In a ruling that many pathologists are sure to applaud, a group of urologists recently lost their bid to overturn regulations that prohibit inappropriate physician self-referral and “per-click” leases. The District of Columbia on May 24 rejected an appeal brought by the Council for Urological Interests (CUI) challenging a 2008 regulatory change that characterized urologists’ arrangement with hospitals as impermissible, whereas under prior interpretation by the Centers for Medicare and Medicaid Services (CMS), such arrangements were allowed under compensation exceptions. Under the Stark law, physicians may not refer Medicare patients to entities “furnishing” designated health services (DHS) with which they have a financial relationship unless an exception applies. A financial relationship may be either an ownership interest or a compensation arrangement. In the past, under these arrangements, Medicare would pay the hospital a technical fee for nonprofessional personnel, space, and equipment, and the hospital would in turn pay the urologist’s company for the personnel and equipment (per-click fee), notes the Pathology Blawg (www.pathologyblawg.com
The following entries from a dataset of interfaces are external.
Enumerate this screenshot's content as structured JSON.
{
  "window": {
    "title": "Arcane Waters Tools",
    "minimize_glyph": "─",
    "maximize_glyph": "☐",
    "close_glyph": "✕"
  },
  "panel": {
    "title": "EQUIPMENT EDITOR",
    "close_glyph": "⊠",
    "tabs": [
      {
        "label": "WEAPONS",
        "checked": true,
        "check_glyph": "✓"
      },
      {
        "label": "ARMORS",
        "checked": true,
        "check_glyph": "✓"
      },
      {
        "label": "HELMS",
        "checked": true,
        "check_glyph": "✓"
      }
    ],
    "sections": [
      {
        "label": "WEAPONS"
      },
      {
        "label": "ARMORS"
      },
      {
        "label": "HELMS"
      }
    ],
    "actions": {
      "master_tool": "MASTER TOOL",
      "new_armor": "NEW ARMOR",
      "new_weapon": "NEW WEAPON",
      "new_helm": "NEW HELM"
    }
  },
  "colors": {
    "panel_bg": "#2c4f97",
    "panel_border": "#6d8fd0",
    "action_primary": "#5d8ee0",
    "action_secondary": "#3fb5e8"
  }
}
). Since the urologist’s company was not billing Medicare directly, the joint ventures were technically permitted under the Stark law. In 2008 CMS changed its regulations to not allow joint ventures to provide services for patients referred to it by urologist owners even if the joint venture was not billing Medicare directly. The new regulations also prohibited per-click payment to hospitals if the patient was referred to a joint venture by one of its owners. CUI filed a motion with the U.S. District Court in D.C. to prevent the Department of Health and Human Services (HHS) from enforcing the 2008 regulations. HHS then filed a countermotion saying that it felt per-click arrangements were susceptible to abuse. In its ruling, the court said it believed CMS was entitled to take prophylactic regulatory action without waiting for “extensive evidence of program or patient abuse.” According to Thomas Crane, an attorney with Mintz Levin (Washington, D.C.), the court was sufficiently satisfied with the small number of comments to the 2008 regulations that pointed to abuse with per-service leases to uphold CMS’s rulemaking. “Without question, prior to the enactment of the Stark law, there were abusive joint ventures, primarily with laboratories, the Congress chose to stop,” writes Crane in a recent health law alert. “At the same time, there was a long history of physician-owned service, primarily where the physician-owners provided clinical services, which were free of abuse, that Congress chose to permit under the Stark law [under earlier interpretations]. “Few would argue that CMS had some evidence that some providers were taking advantage of these Phase I decisions to allow these physician-owned services to flourish in ways not intended—particularly with imaging services,” Crane continues. “In deciding how to address these problems, CMS had options to take a more surgical approach, for example to continue to permit physician-owned under-arrangement services where physician owners performed clinical services, thereby relying on what has come to be known as the ‘extension of practice’ exception.” The argument, notes Crane, may come down to how CMS defines the term furnishing
when it comes to DHS. He believes that CUI has several arguments to appeal in the hopes of finding a court that would be willing to overturn the 2008 regulations.